== Data listing ==

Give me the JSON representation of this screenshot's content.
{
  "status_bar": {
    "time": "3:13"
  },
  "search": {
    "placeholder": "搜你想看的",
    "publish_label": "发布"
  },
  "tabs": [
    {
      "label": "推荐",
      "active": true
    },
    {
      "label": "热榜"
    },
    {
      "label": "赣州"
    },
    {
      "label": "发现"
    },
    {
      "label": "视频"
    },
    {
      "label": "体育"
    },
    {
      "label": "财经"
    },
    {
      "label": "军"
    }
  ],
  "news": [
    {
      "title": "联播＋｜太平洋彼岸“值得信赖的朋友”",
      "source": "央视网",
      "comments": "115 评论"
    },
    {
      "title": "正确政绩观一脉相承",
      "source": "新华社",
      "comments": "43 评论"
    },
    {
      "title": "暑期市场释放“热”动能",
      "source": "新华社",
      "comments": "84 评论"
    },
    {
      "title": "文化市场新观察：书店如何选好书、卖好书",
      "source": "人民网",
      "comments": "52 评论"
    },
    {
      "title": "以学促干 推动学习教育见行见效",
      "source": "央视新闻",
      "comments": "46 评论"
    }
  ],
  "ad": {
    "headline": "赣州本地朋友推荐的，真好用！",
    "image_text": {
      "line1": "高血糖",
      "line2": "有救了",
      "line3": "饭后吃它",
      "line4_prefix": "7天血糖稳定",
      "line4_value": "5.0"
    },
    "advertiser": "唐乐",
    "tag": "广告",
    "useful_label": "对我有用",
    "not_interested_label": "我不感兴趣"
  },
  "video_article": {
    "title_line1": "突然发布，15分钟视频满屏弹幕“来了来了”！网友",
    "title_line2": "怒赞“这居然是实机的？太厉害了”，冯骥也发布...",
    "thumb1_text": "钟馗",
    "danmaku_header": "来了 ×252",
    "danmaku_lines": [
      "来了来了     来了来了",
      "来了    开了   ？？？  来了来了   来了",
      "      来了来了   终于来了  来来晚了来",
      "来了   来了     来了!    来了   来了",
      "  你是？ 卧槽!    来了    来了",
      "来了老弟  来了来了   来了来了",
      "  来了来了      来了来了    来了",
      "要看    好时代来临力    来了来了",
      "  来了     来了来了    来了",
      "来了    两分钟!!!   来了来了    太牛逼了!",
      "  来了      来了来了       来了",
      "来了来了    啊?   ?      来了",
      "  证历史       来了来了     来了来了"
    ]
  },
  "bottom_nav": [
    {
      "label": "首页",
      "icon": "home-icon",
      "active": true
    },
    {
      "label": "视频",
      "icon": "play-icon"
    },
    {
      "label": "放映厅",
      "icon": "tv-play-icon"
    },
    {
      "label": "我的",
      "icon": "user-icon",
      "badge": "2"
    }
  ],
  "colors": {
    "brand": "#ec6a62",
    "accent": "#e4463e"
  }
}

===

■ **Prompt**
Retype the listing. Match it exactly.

■ **Problem solution**
Give me the JSON representation of this screenshot's content.
{
  "status_bar": {
    "time": "3:13"
  },
  "search": {
    "placeholder": "搜你想看的",
    "publish_label": "发布"
  },
  "tabs": [
    {
      "label": "推荐",
      "active": true
    },
    {
      "label": "热榜"
    },
    {
      "label": "赣州"
    },
    {
      "label": "发现"
    },
    {
      "label": "视频"
    },
    {
      "label": "体育"
    },
    {
      "label": "财经"
    },
    {
      "label": "军"
    }
  ],
  "news": [
    {
      "title": "联播＋｜太平洋彼岸“值得信赖的朋友”",
      "source": "央视网",
      "comments": "115 评论"
    },
    {
      "title": "正确政绩观一脉相承",
      "source": "新华社",
      "comments": "43 评论"
    },
    {
      "title": "暑期市场释放“热”动能",
      "source": "新华社",
      "comments": "84 评论"
    },
    {
      "title": "文化市场新观察：书店如何选好书、卖好书",
      "source": "人民网",
      "comments": "52 评论"
    },
    {
      "title": "以学促干 推动学习教育见行见效",
      "source": "央视新闻",
      "comments": "46 评论"
    }
  ],
  "ad": {
    "headline": "赣州本地朋友推荐的，真好用！",
    "image_text": {
      "line1": "高血糖",
      "line2": "有救了",
      "line3": "饭后吃它",
      "line4_prefix": "7天血糖稳定",
      "line4_value": "5.0"
    },
    "advertiser": "唐乐",
    "tag": "广告",
    "useful_label": "对我有用",
    "not_interested_label": "我不感兴趣"
  },
  "video_article": {
    "title_line1": "突然发布，15分钟视频满屏弹幕“来了来了”！网友",
    "title_line2": "怒赞“这居然是实机的？太厉害了”，冯骥也发布...",
    "thumb1_text": "钟馗",
    "danmaku_header": "来了 ×252",
    "danmaku_lines": [
      "来了来了     来了来了",
      "来了    开了   ？？？  来了来了   来了",
      "      来了来了   终于来了  来来晚了来",
      "来了   来了     来了!    来了   来了",
      "  你是？ 卧槽!    来了    来了",
      "来了老弟  来了来了   来了来了",
      "  来了来了      来了来了    来了",
      "要看    好时代来临力    来了来了",
      "  来了     来了来了    来了",
      "来了    两分钟!!!   来了来了    太牛逼了!",
      "  来了      来了来了       来了",
      "来了来了    啊?   ?      来了",
      "  证历史       来了来了     来了来了"
    ]
  },
  "bottom_nav": [
    {
      "label": "首页",
      "icon": "home-icon",
      "active": true
    },
    {
      "label": "视频",
      "icon": "play-icon"
    },
    {
      "label": "放映厅",
      "icon": "tv-play-icon"
    },
    {
      "label": "我的",
      "icon": "user-icon",
      "badge": "2"
    }
  ],
  "colors": {
    "brand": "#ec6a62",
    "accent": "#e4463e"
  }
}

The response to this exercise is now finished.